Tomorrow’s Garden: Design and Inspiration for a New Age of Sustainable Gardening, Stephen Orr, Rodale Press, Emmaus, PA (Feb. 15, 2011); 256 pp, hardcover; publisher's price: $24.99; Amazon price: $16.49.
Tomorrow’s Garden is a book that presents the moral best that a garden and gardening can be: site and climate sensitive, organic, not conforming to wasteful traditions, scrupulous in its use of natural resources, or — to sum it up — responsible.
In the introduction, “The Education of a Responsible Gardener,” the author describes his metamorphosis from an “eco-biologically naïve” garden lover to a gardener “with a conscience.” He came to responsibility through his own gardening experiences and through the gardens he visited and studied in his career as a garden magazine editor.
Presenting outstanding examples of current gardens, the book is divided into three sections.
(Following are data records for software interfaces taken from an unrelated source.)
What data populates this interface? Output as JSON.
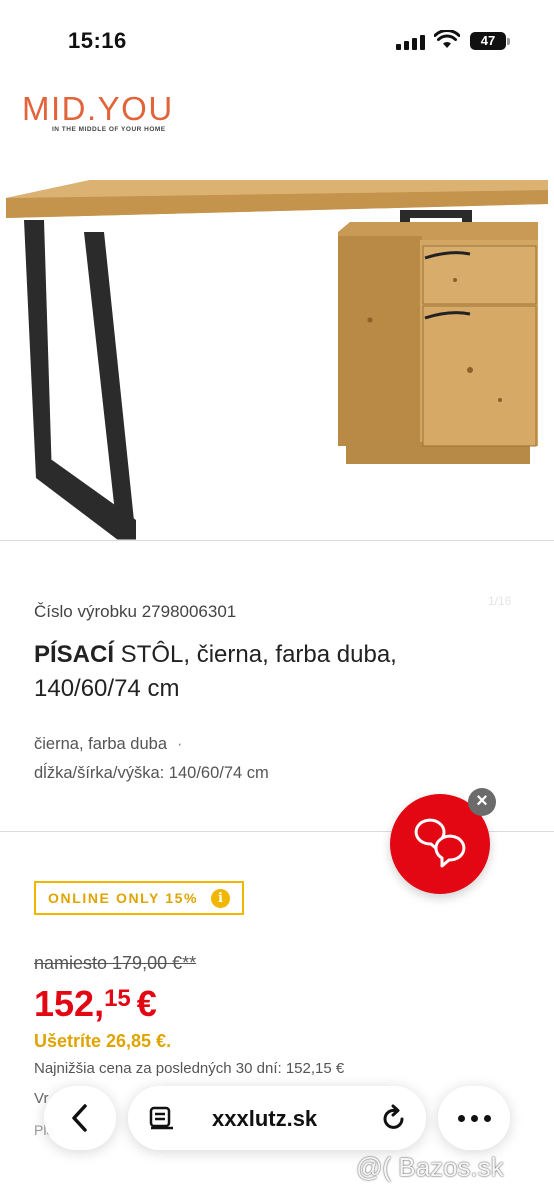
{
  "status": {
    "time": "15:16",
    "battery": "47"
  },
  "brand": {
    "name": "MID.YOU",
    "tagline": "IN THE MIDDLE OF YOUR HOME",
    "color": "#e2643a"
  },
  "product": {
    "sku_label": "Číslo výrobku 2798006301",
    "title_bold": "PÍSACÍ",
    "title_rest": " STÔL, čierna, farba duba, 140/60/74 cm",
    "attr_color": "čierna, farba duba",
    "attr_dot": "·",
    "attr_dims": "dĺžka/šírka/výška: 140/60/74 cm",
    "watermark": "1/16"
  },
  "promo": {
    "badge": "ONLINE ONLY 15%",
    "info_icon": "i"
  },
  "pricing": {
    "old_price": "namiesto 179,00 €**",
    "price_main": "152,",
    "price_cents": "15",
    "currency": "€",
    "savings": "Ušetríte 26,85 €.",
    "lowest": "Najnižšia cena za posledných 30 dní: 152,15 €",
    "partial_line1": "Vr",
    "partial_line2": "Pla"
  },
  "browser": {
    "url": "xxxlutz.sk"
  },
  "watermark": {
    "text": "@( Bazos.sk"
  },
  "colors": {
    "accent_red": "#e30613",
    "badge_yellow": "#f1b600"
  }
}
The title of Part 1, “Garden Where You Live,” can be taken two ways. First, of course, garden with plants, whether native or exotic, which are suited to the climate and conditions of your site. But, second, you really can live in your garden. You can eat, entertain, read, work, or even start a business there.
In Part 2, “Consider the Materials,” Orr states: “One of the common denominators of a modern garden style is the absence of turf.” Orr explores the alternatives of stone and gravel — particularly appropriate in California and the Southwest — in the garden. No matter in what part of the country it is used, gravel has a “reductive quality” that functions as a “blank canvas” against which plants are accentuated. Best of all, its porosity prevents runoff.
If one really must have turf, the author recommends “the intentional lawn,” one that has been reduced “to a smaller area that is intentional and purposeful.”
Part 3, “Edible Gardens and Community,” documents the trend in vegetable gardening, both at home and in community gardens (lurking here, the idea of a “decentralized” food supply, crucial in times of catastrophe), the hipness of raising livestock in the suburbs and the city, and making use of street-side plots of land.
All in all, it’s a pretty book with lots of ideas and the bright hope that tomorrow might actually bring change to the wasteland that is most American landscapes.
Carole Ottesen is a member of the Potomac Valley Chapter. She edits for The American Gardener Magazine and is the author of The New American Garden, Ornamental Grasses: The Amber Wave, The Herbal Epicure: Growing, Harvesting and Cooking Healing Herbs, A Guide to Smithsonian Gardens, and Native Plant Primer.